Author: Julie H., Foster Mom
You know when you live somewhere for a while things become “normalized” that to outsiders seem strange? Well, that seems to be a regular occurrence with Miss D (our city mouse). I wasn’t expecting to teach an entire “culture” of country living to our foster kiddo! We are all country mice in my household so bringing in a city mouse is an adjustment and is full of learning opportunities.
These insights into how “strange” we are in the country usually happen while we are driving. Yesterday, Miss D noticed street names in our area. She blurts out in the car “WHO names these streets around here? I mean, English Settlement Avenue? That’s so weird! or Two River Road? Where do I live where people name streets like this???!!!” Do you know what else Miss D does while driving? She starts naming the roadkill. “That’s a raccoon”, “That’s a possum”, “Uh oh, I think that was a cat!”. Apparently in the city, there isn’t a lot of roadkill. Who knew??
Other fun country events have been learning how to drive an ATV, getting her ATV license, and don’t get me started on tractors. Yes, we have “Drive your tractor to school” day. Yes, there are different kinds of tractors. Yes, you can pass tractors on roads when they go soooo slooowwww. Did she want to eventually drive a tractor to school (her answer was a resounding YES). And then when we are passing farm animals: Can we have one? When do horses lie down? Why do they lie down? Do cows lie down? When do they lie down? Is it really when it rains? Look, a baby cow!!! I want chickens! Why do coyotes eat chickens and not dogs?

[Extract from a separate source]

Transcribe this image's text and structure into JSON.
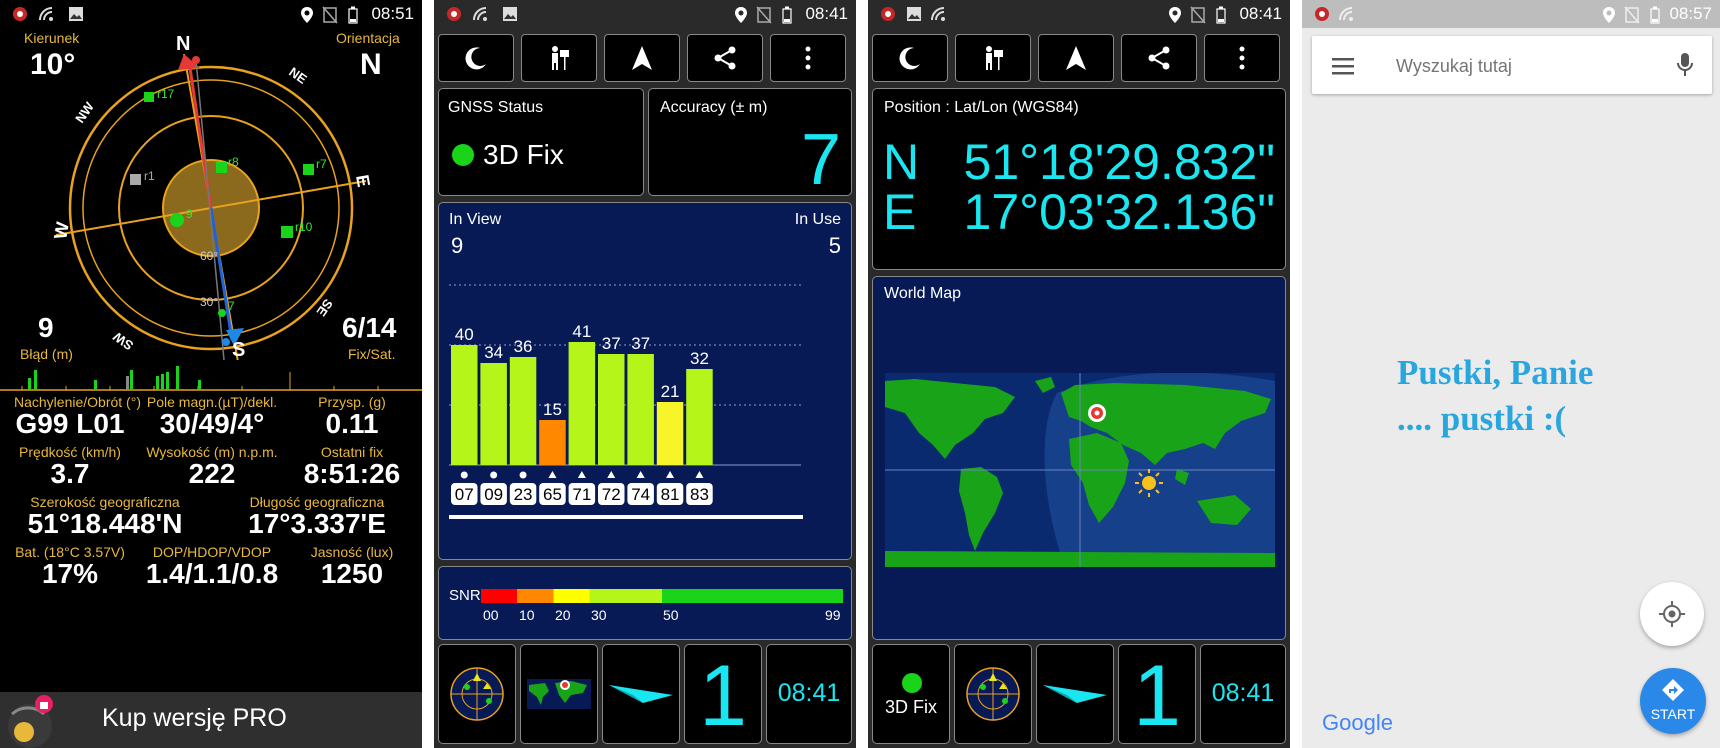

But regardless of the conversations, we learn every day that we all are different and have different experiences, and that’s ok. And Miss D learns that she’s smarter than us in a lot of things because she’s lived a full life in her 13 years and that doesn’t mean she’s “less than”. And it doesn’t mean that we diminish her experiences and in turn minimize her. We support and help her grow into the amazing adult she will be one day…whether it’s a city mouse, a country mouse, or a nice suburban mouse.